Protecting Consumers, Protecting Homeownership

One of the top issues for REALTORS® in 2024 will involve reforms to the Condo and HOA resale process. Our members continue to report excessive fees charged by Associations to obtain resale information, while the differing timelines and disclosure requirements between the acts cause confusion in sales transactions. Following the lead of our neighboring Virginia, Maryland REALTORS® will seek legislation to conform resale disclosures and timelines across Common Ownership Community types and to prohibit any fees which are not outlined in statute.

Even before the beginning of litigation over commissions, Maryland REALTORS® was drafting changes to the brokerage act on buyer brokerage compensation. This bill will clarify existing requirements to clearly state the amount of compensation owed to the buyer’s broker, who is responsible for paying it, and what actions entitle the broker to that compensation.

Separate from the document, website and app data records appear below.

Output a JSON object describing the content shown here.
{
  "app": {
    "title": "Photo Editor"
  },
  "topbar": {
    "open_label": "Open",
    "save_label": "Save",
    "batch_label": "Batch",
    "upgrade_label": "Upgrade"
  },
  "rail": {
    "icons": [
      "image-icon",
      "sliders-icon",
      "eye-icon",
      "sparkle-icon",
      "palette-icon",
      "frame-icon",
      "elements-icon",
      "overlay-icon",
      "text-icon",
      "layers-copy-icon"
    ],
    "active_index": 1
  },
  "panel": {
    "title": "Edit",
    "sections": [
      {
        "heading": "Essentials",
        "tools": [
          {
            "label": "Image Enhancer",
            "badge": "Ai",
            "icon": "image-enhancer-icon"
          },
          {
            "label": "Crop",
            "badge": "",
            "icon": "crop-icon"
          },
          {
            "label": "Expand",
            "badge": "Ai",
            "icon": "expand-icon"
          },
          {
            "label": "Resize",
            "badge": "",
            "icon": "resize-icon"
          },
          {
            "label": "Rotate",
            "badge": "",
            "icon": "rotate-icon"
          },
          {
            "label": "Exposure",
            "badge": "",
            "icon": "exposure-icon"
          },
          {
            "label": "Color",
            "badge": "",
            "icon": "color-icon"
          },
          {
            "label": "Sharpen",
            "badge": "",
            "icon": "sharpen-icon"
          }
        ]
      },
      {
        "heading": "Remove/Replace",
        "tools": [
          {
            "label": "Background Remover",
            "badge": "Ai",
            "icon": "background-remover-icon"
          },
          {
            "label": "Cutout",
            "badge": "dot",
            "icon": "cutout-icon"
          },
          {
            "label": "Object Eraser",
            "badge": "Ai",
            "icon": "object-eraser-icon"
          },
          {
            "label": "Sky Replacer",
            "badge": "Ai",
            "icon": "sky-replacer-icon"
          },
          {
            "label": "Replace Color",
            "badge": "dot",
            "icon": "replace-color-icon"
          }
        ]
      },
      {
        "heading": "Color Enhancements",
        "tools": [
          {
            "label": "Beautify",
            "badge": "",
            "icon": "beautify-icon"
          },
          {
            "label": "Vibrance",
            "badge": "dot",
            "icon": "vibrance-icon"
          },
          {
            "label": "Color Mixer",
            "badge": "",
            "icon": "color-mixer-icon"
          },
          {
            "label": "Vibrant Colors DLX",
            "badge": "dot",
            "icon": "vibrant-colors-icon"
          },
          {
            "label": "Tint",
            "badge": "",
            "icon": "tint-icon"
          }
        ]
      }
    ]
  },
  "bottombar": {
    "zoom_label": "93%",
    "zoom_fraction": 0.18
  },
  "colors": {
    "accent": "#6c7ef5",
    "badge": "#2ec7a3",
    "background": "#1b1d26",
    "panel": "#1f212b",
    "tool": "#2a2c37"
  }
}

Once again, legislators will take up improving financial literacy among Maryland’s student population. Joining counterparts from the mortgage banking industry, REALTORS® advocated for legislation on the topic despite opposition from local school officials. However, we are also working with the Administration on non-legislative initiatives, such as through the Comptroller’s Financial Literacy Advisory Board, to broaden awareness among the population.

A related measure involves expanding upon the state’s First-Time Homebuyer Savings Accounts. When Maryland REALTORS® passed this initiative in 2021, several compromises were made to the program’s structure to win approval. Unfortunately, those resulted in making the accounts less attractive to first-time buyers. Working with the original bill sponsor, REALTORS® hope to allow family members to open accounts on behalf of a first-time buyer to maximize their savings timelines and gain wider adoption.

Real estate wholesaling practices continue to be an area of concern within Maryland. An MREC workgroup has discussed the issue, and members of the General Assembly have turned to REALTORS® for assistance in explaining wholesaling transactions and potential pitfalls for consumers. If successful with this year’s legislation, Maryland would join ten states that have licensed or required additional disclosures from real estate wholesalers so that consumers have transparency during a wholesale transaction.

Budget Clouds on the Horizon?

A session preview would not be complete without a word of caution on state finances. Back in the Spring, officials began sounding the alarms on declining revenue estimates and the need for future spending restraint. With the General Assembly giving more scrutiny to the fiscal impacts of new legislation and existing services, REALTORS® will need to stand up to preserve funding levels for state housing services like the Maryland Mortgage Program. Especially in this time of rising interest rates and unaffordability, Maryland must hold housing harmless in any proposed spending reductions.

All in all, 2024 is shaping up to be a busy and consequential session. Policy makers are listening, so let’s make it one that counts for housing.

Save the Date: Love & Legislation

If Maryland’s legislature is in session, then it’s time for another Maryland REALTORS® Lobby Day!

If you haven’t guessed by the headline: The 2024 Lobby Day will be held February 14, 2024, Valentine’s Day the perfect day for love…and legislation. Check and the HotSheet for more information.

But for now: Save the date, and we’ll see you in Annapolis!

Comments are closed.